To identify the joint programme:

  • Field(s) of study including, where relevant, the official national field(s) of study;
  • Language(s) of instruction and assessment and, if more than one language is used, how these languages are used (e.g. balance in credits, master’s thesis in national language);
  • The level and context of the programme (qualification) in all the higher education systems of the awarding institutions (where applicable, in all the relevant national qualifications frameworks);
  • The official workload (and/or length) of the programme and, where reference is made to credits, an explanation about the credit system(s) used by the joint programme consortium;
  • The overall admission requirements such as the level and subject-specific requirements which give access to the programme (e.g. reference to overarching qualifications frameworks);
  • The overall learning outcomes of the joint programme;

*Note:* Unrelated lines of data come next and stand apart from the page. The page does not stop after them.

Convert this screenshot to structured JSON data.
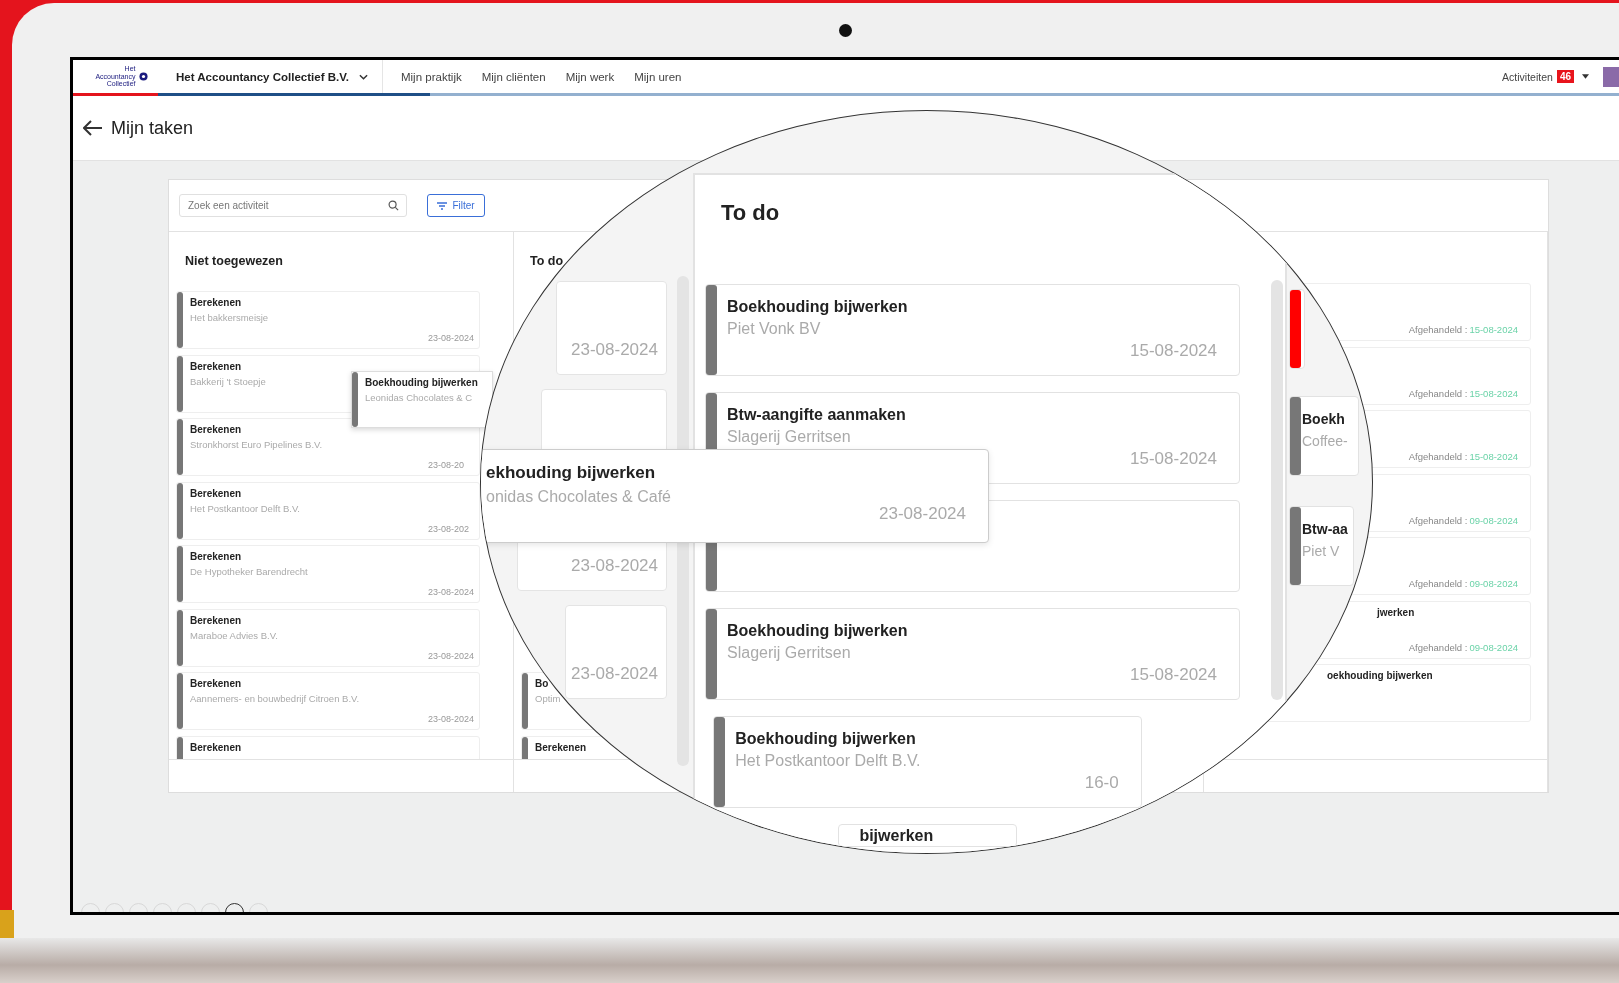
{
  "topbar": {
    "logo": "Het Accountancy Collectief",
    "company": "Het Accountancy Collectief B.V.",
    "nav": [
      "Mijn praktijk",
      "Mijn cliënten",
      "Mijn werk",
      "Mijn uren"
    ],
    "activities": "Activiteiten",
    "count": "46"
  },
  "page": {
    "title": "Mijn taken"
  },
  "board": {
    "search_placeholder": "Zoek een activiteit",
    "filter": "Filter",
    "left": {
      "heading": "Niet toegewezen",
      "cards": [
        {
          "title": "Berekenen",
          "client": "Het bakkersmeisje",
          "date": "23-08-2024"
        },
        {
          "title": "Berekenen",
          "client": "Bakkerij 't Stoepje"
        },
        {
          "title": "Berekenen",
          "client": "Stronkhorst Euro Pipelines B.V.",
          "date": "23-08-20"
        },
        {
          "title": "Berekenen",
          "client": "Het Postkantoor Delft B.V.",
          "date": "23-08-202"
        },
        {
          "title": "Berekenen",
          "client": "De Hypotheker Barendrecht",
          "date": "23-08-2024"
        },
        {
          "title": "Berekenen",
          "client": "Maraboe Advies B.V.",
          "date": "23-08-2024"
        },
        {
          "title": "Berekenen",
          "client": "Aannemers- en bouwbedrijf Citroen B.V.",
          "date": "23-08-2024"
        },
        {
          "title": "Berekenen"
        }
      ]
    },
    "middle": {
      "heading": "To do",
      "drag": {
        "title": "Boekhouding bijwerken",
        "client": "Leonidas Chocolates & C"
      },
      "cards": [
        {
          "title": "Bo",
          "client": "Optim"
        },
        {
          "title": "Berekenen"
        }
      ]
    },
    "right": {
      "cards": [
        {
          "status": "Afgehandeld :",
          "date": "15-08-2024"
        },
        {
          "status": "Afgehandeld :",
          "date": "15-08-2024"
        },
        {
          "status": "Afgehandeld :",
          "date": "15-08-2024"
        },
        {
          "status": "Afgehandeld :",
          "date": "09-08-2024"
        },
        {
          "status": "Afgehandeld :",
          "date": "09-08-2024"
        },
        {
          "title": "jwerken",
          "status": "Afgehandeld :",
          "date": "09-08-2024"
        },
        {
          "title": "oekhouding bijwerken"
        }
      ]
    }
  },
  "magnifier": {
    "strip_dates": [
      "23-08-2024",
      "23-08-2024",
      "23-08-2024"
    ],
    "heading": "To do",
    "cards": [
      {
        "title": "Boekhouding bijwerken",
        "client": "Piet Vonk BV",
        "date": "15-08-2024"
      },
      {
        "title": "Btw-aangifte aanmaken",
        "client": "Slagerij Gerritsen",
        "date": "15-08-2024"
      },
      {
        "title": "Boekhouding bijwerken",
        "client": "Slagerij Gerritsen",
        "date": "15-08-2024"
      },
      {
        "title": "Boekhouding bijwerken",
        "client": "Het Postkantoor Delft B.V.",
        "date": "16-0"
      },
      {
        "title": "bijwerken"
      }
    ],
    "drag": {
      "title": "ekhouding bijwerken",
      "client": "onidas Chocolates & Café",
      "date": "23-08-2024"
    },
    "right_cards": [
      {
        "color": "#ff0000"
      },
      {
        "title": "Boekh",
        "client": "Coffee-",
        "color": "#777777"
      },
      {
        "title": "Btw-aa",
        "client": "Piet V",
        "color": "#777777"
      }
    ]
  }
}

To identify the graduate’s achievement:

  • The programme details, including information about the individual study pathway of the graduate, which includes the programme components (with full name, credits and grade acquired by the graduate) and the institution that offered that part of the curriculum;
  • An explanation of the grading system(s) referred to under the programme details, i.e. the individual study pathway of the graduate;

To understand the awarded qualification:

  • Indicate to which further studies the qualification gives access. This refers to academic and/or professional study, especially leading to any specific qualifications, or levels of study for each of the awarding institutions’ higher education systems;
  • Details of any rights to practise, or professional status accorded to the holder of this qualification in the countries of the awarding institutions to which the graduate has access;
  • Information about the higher education systems from which the graduate has obtained its degree;

Additional information:

  • A (perma)link to the website of the joint programme;
  • Information about the coordinating institution or contact point where the recipient of the document can contact the joint programme with additional questions;
  • Contact information about the competent quality assurance and/or accreditation bodies under which competency the joint programme falls;
  • Where available, reference to a national register with recognised higher education institutions and/or programmes.


Source


See also